Content starts
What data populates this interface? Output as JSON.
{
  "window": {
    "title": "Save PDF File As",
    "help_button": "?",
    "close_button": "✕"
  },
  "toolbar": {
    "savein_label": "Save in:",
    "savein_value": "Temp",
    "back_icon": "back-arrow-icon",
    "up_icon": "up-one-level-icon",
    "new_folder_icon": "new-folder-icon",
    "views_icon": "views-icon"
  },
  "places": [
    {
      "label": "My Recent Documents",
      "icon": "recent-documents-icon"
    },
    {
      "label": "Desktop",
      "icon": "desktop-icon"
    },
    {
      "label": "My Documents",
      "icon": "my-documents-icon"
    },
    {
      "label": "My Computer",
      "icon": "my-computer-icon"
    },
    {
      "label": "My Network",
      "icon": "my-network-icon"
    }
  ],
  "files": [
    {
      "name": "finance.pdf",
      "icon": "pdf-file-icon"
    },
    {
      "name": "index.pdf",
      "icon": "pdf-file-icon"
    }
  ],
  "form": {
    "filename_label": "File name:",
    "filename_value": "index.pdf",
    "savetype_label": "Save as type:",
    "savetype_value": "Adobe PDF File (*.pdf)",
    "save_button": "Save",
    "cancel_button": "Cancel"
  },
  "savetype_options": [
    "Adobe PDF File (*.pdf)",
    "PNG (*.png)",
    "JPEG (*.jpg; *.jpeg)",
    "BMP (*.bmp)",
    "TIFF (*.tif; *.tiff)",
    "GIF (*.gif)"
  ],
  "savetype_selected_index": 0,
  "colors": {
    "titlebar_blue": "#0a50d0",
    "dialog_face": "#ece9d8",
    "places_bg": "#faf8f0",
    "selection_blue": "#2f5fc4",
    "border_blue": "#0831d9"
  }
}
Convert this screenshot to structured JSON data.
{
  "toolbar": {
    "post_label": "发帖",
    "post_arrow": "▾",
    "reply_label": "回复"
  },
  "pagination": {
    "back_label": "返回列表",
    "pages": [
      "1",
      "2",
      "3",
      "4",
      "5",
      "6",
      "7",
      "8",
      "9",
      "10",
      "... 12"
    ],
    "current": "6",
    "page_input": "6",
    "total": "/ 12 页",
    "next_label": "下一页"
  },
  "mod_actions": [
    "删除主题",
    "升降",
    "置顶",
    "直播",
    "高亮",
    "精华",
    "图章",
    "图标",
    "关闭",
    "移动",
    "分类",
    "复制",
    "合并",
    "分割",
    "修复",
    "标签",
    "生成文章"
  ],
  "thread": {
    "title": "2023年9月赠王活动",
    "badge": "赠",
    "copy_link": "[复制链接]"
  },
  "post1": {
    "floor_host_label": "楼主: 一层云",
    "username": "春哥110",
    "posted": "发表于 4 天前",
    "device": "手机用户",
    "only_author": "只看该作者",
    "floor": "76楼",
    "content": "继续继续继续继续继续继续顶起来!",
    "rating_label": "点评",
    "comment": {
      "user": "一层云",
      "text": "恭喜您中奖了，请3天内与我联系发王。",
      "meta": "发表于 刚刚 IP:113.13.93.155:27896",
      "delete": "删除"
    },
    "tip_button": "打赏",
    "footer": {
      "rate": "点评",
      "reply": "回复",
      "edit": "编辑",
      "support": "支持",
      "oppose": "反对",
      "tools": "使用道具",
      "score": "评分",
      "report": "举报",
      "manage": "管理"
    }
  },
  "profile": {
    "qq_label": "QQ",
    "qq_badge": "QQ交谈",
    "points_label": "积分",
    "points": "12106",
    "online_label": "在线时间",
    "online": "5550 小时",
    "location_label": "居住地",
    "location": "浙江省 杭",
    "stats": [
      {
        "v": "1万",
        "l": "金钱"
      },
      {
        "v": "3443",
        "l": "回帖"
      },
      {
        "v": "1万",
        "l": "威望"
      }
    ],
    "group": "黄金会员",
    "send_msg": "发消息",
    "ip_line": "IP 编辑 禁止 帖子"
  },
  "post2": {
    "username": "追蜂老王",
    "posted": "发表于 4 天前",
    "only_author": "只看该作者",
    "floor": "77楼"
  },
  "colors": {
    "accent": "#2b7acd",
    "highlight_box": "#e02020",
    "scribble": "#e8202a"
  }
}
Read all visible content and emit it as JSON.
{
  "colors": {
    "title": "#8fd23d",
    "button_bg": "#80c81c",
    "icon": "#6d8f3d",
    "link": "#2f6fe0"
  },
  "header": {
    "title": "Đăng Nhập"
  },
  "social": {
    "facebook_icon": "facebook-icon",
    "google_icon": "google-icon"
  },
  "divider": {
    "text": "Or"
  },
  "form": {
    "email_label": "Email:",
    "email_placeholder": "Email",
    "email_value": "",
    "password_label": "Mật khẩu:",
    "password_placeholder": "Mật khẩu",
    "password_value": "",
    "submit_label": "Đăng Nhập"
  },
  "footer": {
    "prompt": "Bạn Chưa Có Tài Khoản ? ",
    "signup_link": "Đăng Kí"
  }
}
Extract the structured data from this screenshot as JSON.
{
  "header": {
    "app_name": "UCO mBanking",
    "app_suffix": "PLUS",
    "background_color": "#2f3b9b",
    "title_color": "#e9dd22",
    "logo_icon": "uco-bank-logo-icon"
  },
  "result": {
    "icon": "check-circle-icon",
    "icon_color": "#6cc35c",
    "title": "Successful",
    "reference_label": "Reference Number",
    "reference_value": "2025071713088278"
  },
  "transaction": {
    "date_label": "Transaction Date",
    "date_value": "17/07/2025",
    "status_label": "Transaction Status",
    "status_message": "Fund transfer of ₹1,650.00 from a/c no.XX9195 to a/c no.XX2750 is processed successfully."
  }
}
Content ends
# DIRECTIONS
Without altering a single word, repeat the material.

# RESPONSE BELOW
What data populates this interface? Output as JSON.
{
  "window": {
    "title": "Save PDF File As",
    "help_button": "?",
    "close_button": "✕"
  },
  "toolbar": {
    "savein_label": "Save in:",
    "savein_value": "Temp",
    "back_icon": "back-arrow-icon",
    "up_icon": "up-one-level-icon",
    "new_folder_icon": "new-folder-icon",
    "views_icon": "views-icon"
  },
  "places": [
    {
      "label": "My Recent Documents",
      "icon": "recent-documents-icon"
    },
    {
      "label": "Desktop",
      "icon": "desktop-icon"
    },
    {
      "label": "My Documents",
      "icon": "my-documents-icon"
    },
    {
      "label": "My Computer",
      "icon": "my-computer-icon"
    },
    {
      "label": "My Network",
      "icon": "my-network-icon"
    }
  ],
  "files": [
    {
      "name": "finance.pdf",
      "icon": "pdf-file-icon"
    },
    {
      "name": "index.pdf",
      "icon": "pdf-file-icon"
    }
  ],
  "form": {
    "filename_label": "File name:",
    "filename_value": "index.pdf",
    "savetype_label": "Save as type:",
    "savetype_value": "Adobe PDF File (*.pdf)",
    "save_button": "Save",
    "cancel_button": "Cancel"
  },
  "savetype_options": [
    "Adobe PDF File (*.pdf)",
    "PNG (*.png)",
    "JPEG (*.jpg; *.jpeg)",
    "BMP (*.bmp)",
    "TIFF (*.tif; *.tiff)",
    "GIF (*.gif)"
  ],
  "savetype_selected_index": 0,
  "colors": {
    "titlebar_blue": "#0a50d0",
    "dialog_face": "#ece9d8",
    "places_bg": "#faf8f0",
    "selection_blue": "#2f5fc4",
    "border_blue": "#0831d9"
  }
}
Convert this screenshot to structured JSON data.
{
  "toolbar": {
    "post_label": "发帖",
    "post_arrow": "▾",
    "reply_label": "回复"
  },
  "pagination": {
    "back_label": "返回列表",
    "pages": [
      "1",
      "2",
      "3",
      "4",
      "5",
      "6",
      "7",
      "8",
      "9",
      "10",
      "... 12"
    ],
    "current": "6",
    "page_input": "6",
    "total": "/ 12 页",
    "next_label": "下一页"
  },
  "mod_actions": [
    "删除主题",
    "升降",
    "置顶",
    "直播",
    "高亮",
    "精华",
    "图章",
    "图标",
    "关闭",
    "移动",
    "分类",
    "复制",
    "合并",
    "分割",
    "修复",
    "标签",
    "生成文章"
  ],
  "thread": {
    "title": "2023年9月赠王活动",
    "badge": "赠",
    "copy_link": "[复制链接]"
  },
  "post1": {
    "floor_host_label": "楼主: 一层云",
    "username": "春哥110",
    "posted": "发表于 4 天前",
    "device": "手机用户",
    "only_author": "只看该作者",
    "floor": "76楼",
    "content": "继续继续继续继续继续继续顶起来!",
    "rating_label": "点评",
    "comment": {
      "user": "一层云",
      "text": "恭喜您中奖了，请3天内与我联系发王。",
      "meta": "发表于 刚刚 IP:113.13.93.155:27896",
      "delete": "删除"
    },
    "tip_button": "打赏",
    "footer": {
      "rate": "点评",
      "reply": "回复",
      "edit": "编辑",
      "support": "支持",
      "oppose": "反对",
      "tools": "使用道具",
      "score": "评分",
      "report": "举报",
      "manage": "管理"
    }
  },
  "profile": {
    "qq_label": "QQ",
    "qq_badge": "QQ交谈",
    "points_label": "积分",
    "points": "12106",
    "online_label": "在线时间",
    "online": "5550 小时",
    "location_label": "居住地",
    "location": "浙江省 杭",
    "stats": [
      {
        "v": "1万",
        "l": "金钱"
      },
      {
        "v": "3443",
        "l": "回帖"
      },
      {
        "v": "1万",
        "l": "威望"
      }
    ],
    "group": "黄金会员",
    "send_msg": "发消息",
    "ip_line": "IP 编辑 禁止 帖子"
  },
  "post2": {
    "username": "追蜂老王",
    "posted": "发表于 4 天前",
    "only_author": "只看该作者",
    "floor": "77楼"
  },
  "colors": {
    "accent": "#2b7acd",
    "highlight_box": "#e02020",
    "scribble": "#e8202a"
  }
}
Read all visible content and emit it as JSON.
{
  "colors": {
    "title": "#8fd23d",
    "button_bg": "#80c81c",
    "icon": "#6d8f3d",
    "link": "#2f6fe0"
  },
  "header": {
    "title": "Đăng Nhập"
  },
  "social": {
    "facebook_icon": "facebook-icon",
    "google_icon": "google-icon"
  },
  "divider": {
    "text": "Or"
  },
  "form": {
    "email_label": "Email:",
    "email_placeholder": "Email",
    "email_value": "",
    "password_label": "Mật khẩu:",
    "password_placeholder": "Mật khẩu",
    "password_value": "",
    "submit_label": "Đăng Nhập"
  },
  "footer": {
    "prompt": "Bạn Chưa Có Tài Khoản ? ",
    "signup_link": "Đăng Kí"
  }
}
Extract the structured data from this screenshot as JSON.
{
  "header": {
    "app_name": "UCO mBanking",
    "app_suffix": "PLUS",
    "background_color": "#2f3b9b",
    "title_color": "#e9dd22",
    "logo_icon": "uco-bank-logo-icon"
  },
  "result": {
    "icon": "check-circle-icon",
    "icon_color": "#6cc35c",
    "title": "Successful",
    "reference_label": "Reference Number",
    "reference_value": "2025071713088278"
  },
  "transaction": {
    "date_label": "Transaction Date",
    "date_value": "17/07/2025",
    "status_label": "Transaction Status",
    "status_message": "Fund transfer of ₹1,650.00 from a/c no.XX9195 to a/c no.XX2750 is processed successfully."
  }
}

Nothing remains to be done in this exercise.